by Maria Godfrey
Publisher: Blue Orange Games Designer: Roberto Fraga Artist: Stéphane Escapa Year: 2016 Game Type: Puzzle, dexterity, race
Theme and What is it?
You are working for Dr. Eureka in his lab to complete experiments and solve scientific formulae. Players race to transfer molecules between test tubes to come up with the correct solution. But beware – if you spill the contents of your test tube, or touch them with your bare hands, your game can come to an early end!
Blue Orange is a company known for designing and producing high quality games for the whole family so this was always going to be worth a look. Being slightly clumsy, dexterity games are not normally my forte; however seeing as the dexterity was not the only element to this game, I was still optimistic.

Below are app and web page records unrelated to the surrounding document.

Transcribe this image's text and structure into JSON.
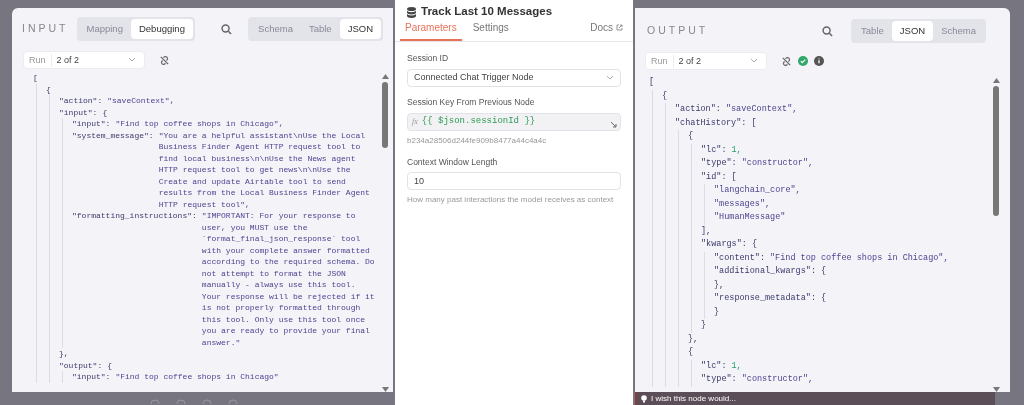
{
  "input_panel": {
    "title": "INPUT",
    "modes": [
      {
        "label": "Mapping",
        "selected": false
      },
      {
        "label": "Debugging",
        "selected": true
      }
    ],
    "views": [
      {
        "label": "Schema",
        "selected": false
      },
      {
        "label": "Table",
        "selected": false
      },
      {
        "label": "JSON",
        "selected": true
      }
    ],
    "run": {
      "label": "Run",
      "value": "2 of 2"
    },
    "json_tree": {
      "open": "[",
      "children": [
        {
          "open": "{",
          "children": [
            {
              "key": "\"action\":",
              "value": "\"saveContext\",",
              "kind": "string"
            },
            {
              "key": "\"input\":",
              "open": "{",
              "children": [
                {
                  "key": "\"input\":",
                  "value": "\"Find top coffee shops in Chicago\",",
                  "kind": "string"
                },
                {
                  "key": "\"system_message\":",
                  "value": "\"You are a helpful assistant\\nUse the Local Business Finder Agent HTTP request tool to find local business\\n\\nUse the News agent HTTP request tool to get news\\n\\nUse the Create and update Airtable tool to send results from the Local Business Finder Agent HTTP request tool\",",
                  "kind": "string"
                },
                {
                  "key": "\"formatting_instructions\":",
                  "value": "\"IMPORTANT: For your response to user, you MUST use the `format_final_json_response` tool with your complete answer formatted according to the required schema. Do not attempt to format the JSON manually - always use this tool. Your response will be rejected if it is not properly formatted through this tool. Only use this tool once you are ready to provide your final answer.\"",
                  "kind": "string"
                }
              ],
              "close": "},"
            },
            {
              "key": "\"output\":",
              "open": "{",
              "children": [
                {
                  "key": "\"input\":",
                  "value": "\"Find top coffee shops in Chicago\"",
                  "kind": "string"
                }
              ]
            }
          ]
        }
      ]
    }
  },
  "node_panel": {
    "title": "Track Last 10 Messages",
    "tabs": [
      {
        "label": "Parameters",
        "selected": true
      },
      {
        "label": "Settings",
        "selected": false
      }
    ],
    "docs_link": "Docs",
    "fields": [
      {
        "kind": "select",
        "label": "Session ID",
        "value": "Connected Chat Trigger Node"
      },
      {
        "kind": "expression",
        "label": "Session Key From Previous Node",
        "prefix": "fx",
        "value": "{{ $json.sessionId }}",
        "hint": "b234a28506d244fe909b8477a44c4a4c"
      },
      {
        "kind": "number",
        "label": "Context Window Length",
        "value": "10",
        "hint": "How many past interactions the model receives as context"
      }
    ]
  },
  "output_panel": {
    "title": "OUTPUT",
    "views": [
      {
        "label": "Table",
        "selected": false
      },
      {
        "label": "JSON",
        "selected": true
      },
      {
        "label": "Schema",
        "selected": false
      }
    ],
    "run": {
      "label": "Run",
      "value": "2 of 2"
    },
    "json_tree": {
      "open": "[",
      "children": [
        {
          "open": "{",
          "children": [
            {
              "key": "\"action\":",
              "value": "\"saveContext\",",
              "kind": "string"
            },
            {
              "key": "\"chatHistory\":",
              "open": "[",
              "children": [
                {
                  "open": "{",
                  "children": [
                    {
                      "key": "\"lc\":",
                      "value": "1,",
                      "kind": "number"
                    },
                    {
                      "key": "\"type\":",
                      "value": "\"constructor\",",
                      "kind": "string"
                    },
                    {
                      "key": "\"id\":",
                      "open": "[",
                      "children": [
                        {
                          "value": "\"langchain_core\",",
                          "kind": "string"
                        },
                        {
                          "value": "\"messages\",",
                          "kind": "string"
                        },
                        {
                          "value": "\"HumanMessage\"",
                          "kind": "string"
                        }
                      ],
                      "close": "],"
                    },
                    {
                      "key": "\"kwargs\":",
                      "open": "{",
                      "children": [
                        {
                          "key": "\"content\":",
                          "value": "\"Find top coffee shops in Chicago\",",
                          "kind": "string"
                        },
                        {
                          "key": "\"additional_kwargs\":",
                          "open": "{",
                          "close": "},"
                        },
                        {
                          "key": "\"response_metadata\":",
                          "open": "{",
                          "close": "}"
                        }
                      ],
                      "close": "}"
                    }
                  ],
                  "close": "},"
                },
                {
                  "open": "{",
                  "children": [
                    {
                      "key": "\"lc\":",
                      "value": "1,",
                      "kind": "number"
                    },
                    {
                      "key": "\"type\":",
                      "value": "\"constructor\",",
                      "kind": "string"
                    }
                  ]
                }
              ]
            }
          ]
        }
      ]
    }
  },
  "feedback": {
    "placeholder": "I wish this node would..."
  }
}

Players are each given three test tubes, and two balls each of red, purple and green to represent the molecules.
In each round, a formula card is turned over, showing an arrangement of molecules. Players race to recreate the card, by transferring molecules between test tubes until they match the diagrams on the card in order from left to right.
Players can move as many molecules at a time as they want, and can change the order of their test tubes as they see fit – including turning them upside down (carefully, so as not to spill!). Once they have created the correct combination, they shout ‘Eureka’, and players compare their final arrangement with that on the card. If everything matches correctly, the player takes the current card, and the next round continues with a new card being turned over. If they have announced incorrectly, or if anybody at any point either drops one of their molecules or touches it with their hands, they are removed from the remainder of the round. The winner is the first player to collect 5 complete cards.
Quality of Components and Insert
Outwardly the art looks appealing to children, and instantly shouts ‘family game’. The box art uses a brightly-coloured cartoon style, components are brightly coloured to attract attention, and overall the game is very well presented.
For a straightforward game there is a lot of fun in here; the race element and the dexterity element combine well to create a fast-paced game. The pressure is constantly on, and part of the challenge is trying to complete the formulae yourself whilst simultaneously keeping one eye on what your opponents are doing. At the end of a round, players’ test tubes are not reset, meaning that each player starts each round with a different arrangement of molecules in their tubes. This can lead to some players having an advantage when the next card is flipped. Turning the test tubes upside down successfully can be a challenge in itself for the less sure-handed of us, and with younger children involved then hilarity always ensues when a test tube is dropped and balls are set rolling!
Difficulty and age range suggestion
This is a very simple game to teach and learn, and children as young as 6 should have no problem grasping the concept. There is significant educational value as well here, in terms of teaching children about forward planning to achieve a goal. The rulebook also contains a couple of alternative rules for more variation, including for solo play.
Dr Eureka is definitely a fun game for all the family. It typically lasts about 10-15 minutes and moves quickly, so is likely to hold younger children’s attention successfully. That said, it’s a game that, although we as adults enjoyed playing it with children, we probably wouldn’t choose to play without them. For what it is, it’s a nice little filler game, but nothing that is going to have us desparate to play it all of the time . If you are a fan of dexterity family games then it’s probably a good choice for you.